Mary Ann McLane
Department of Medical Technology
University of Delaware
305G Willard Hall Education Building
Newark, DE 19716
Phone: (302) 831-8737
Fax: (302) 831-4180
PhD, Temple University, Physiology, 1993
MS, Temple University, Medical Technology Education, 1980
BS, Neumann College, Medical Technology, 1976
The research in Dr. McLane’s lab is focused on studying molecular mechanisms of metastasis inhibition of malignant melanoma cancer. This type of cancer is very resistant to treatment and yet can be inhibited within mice by exposure to a viper venom protein, eristostatin. The McLane lab has shown that the presence of eristostatin can cause changes in adhesion and motility in melanoma cells, but does not affect cell growth or survival. To date, the basis for eristostatin’s anti-metastatic effect remains unknown, but these functional studies have opened the way to unlocking this natural protein’s anti-cancer mechanism.

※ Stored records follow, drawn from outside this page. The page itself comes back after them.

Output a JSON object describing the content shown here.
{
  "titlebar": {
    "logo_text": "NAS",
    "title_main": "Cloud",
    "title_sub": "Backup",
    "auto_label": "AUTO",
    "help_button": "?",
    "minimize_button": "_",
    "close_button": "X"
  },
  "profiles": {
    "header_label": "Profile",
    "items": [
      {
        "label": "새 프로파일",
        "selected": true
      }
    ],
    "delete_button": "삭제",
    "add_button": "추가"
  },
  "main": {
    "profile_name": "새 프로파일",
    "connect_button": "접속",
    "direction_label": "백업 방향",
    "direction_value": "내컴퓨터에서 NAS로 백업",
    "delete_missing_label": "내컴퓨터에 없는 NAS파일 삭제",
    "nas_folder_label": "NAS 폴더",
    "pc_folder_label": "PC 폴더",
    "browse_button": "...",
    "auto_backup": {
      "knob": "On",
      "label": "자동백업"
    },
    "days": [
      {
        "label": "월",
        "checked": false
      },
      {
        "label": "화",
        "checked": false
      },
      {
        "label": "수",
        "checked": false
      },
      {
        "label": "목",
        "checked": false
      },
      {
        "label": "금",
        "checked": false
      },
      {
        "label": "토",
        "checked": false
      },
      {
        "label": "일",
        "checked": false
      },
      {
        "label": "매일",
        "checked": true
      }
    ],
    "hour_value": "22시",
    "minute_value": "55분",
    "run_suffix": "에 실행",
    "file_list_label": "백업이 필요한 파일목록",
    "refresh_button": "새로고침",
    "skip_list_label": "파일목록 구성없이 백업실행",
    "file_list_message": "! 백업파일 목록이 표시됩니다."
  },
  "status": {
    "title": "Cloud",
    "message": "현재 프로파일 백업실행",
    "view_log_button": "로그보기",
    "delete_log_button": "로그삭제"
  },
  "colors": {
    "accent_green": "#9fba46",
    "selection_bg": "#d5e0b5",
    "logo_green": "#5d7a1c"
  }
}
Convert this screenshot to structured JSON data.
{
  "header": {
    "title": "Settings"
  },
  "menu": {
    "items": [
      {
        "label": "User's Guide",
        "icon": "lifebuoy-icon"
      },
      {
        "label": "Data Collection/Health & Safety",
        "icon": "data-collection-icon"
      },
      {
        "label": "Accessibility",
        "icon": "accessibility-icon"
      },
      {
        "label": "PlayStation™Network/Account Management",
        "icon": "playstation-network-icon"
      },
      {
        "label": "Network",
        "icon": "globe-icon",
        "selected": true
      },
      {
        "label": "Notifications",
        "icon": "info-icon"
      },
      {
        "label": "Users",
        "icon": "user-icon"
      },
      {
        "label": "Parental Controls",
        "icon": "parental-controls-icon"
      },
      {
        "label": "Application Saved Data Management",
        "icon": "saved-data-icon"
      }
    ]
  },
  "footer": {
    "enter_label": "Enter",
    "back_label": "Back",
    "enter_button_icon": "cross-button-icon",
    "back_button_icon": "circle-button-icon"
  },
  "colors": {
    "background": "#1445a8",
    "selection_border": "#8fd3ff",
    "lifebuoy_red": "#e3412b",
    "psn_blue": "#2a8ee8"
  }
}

We are characterizing the direct interaction of eristostatin with melanoma cell molecules by atomic force microscopy, confocal microscopy and chemical crosslinking to identify the binding partner for eristostatin which is present on 6 different melanoma cell lines with varying degrees of metastatic potential.
Cellular responses can be very different in tissue culture (2-D) compared with what happens in the body (3-D). We are investigating eristostatin-melanoma cell interactions involving adhesion, proliferation and signaling in a 3-D environment using matrices containing fibronectin and/or collagen. Additionally, the involvement of the innate immune system, especially natural killer cells, in eristostatin’s in vivo inhibition is the most recent focus of the lab’s studies.
Taken together, these studies are providing insights into how one naturally occurring protein, eristostatin, possesses the “right fit” to bind melanoma cells and block their metastatic ability. The information will, in turn, lead to a rational design of therapeutic agents which will target these cells.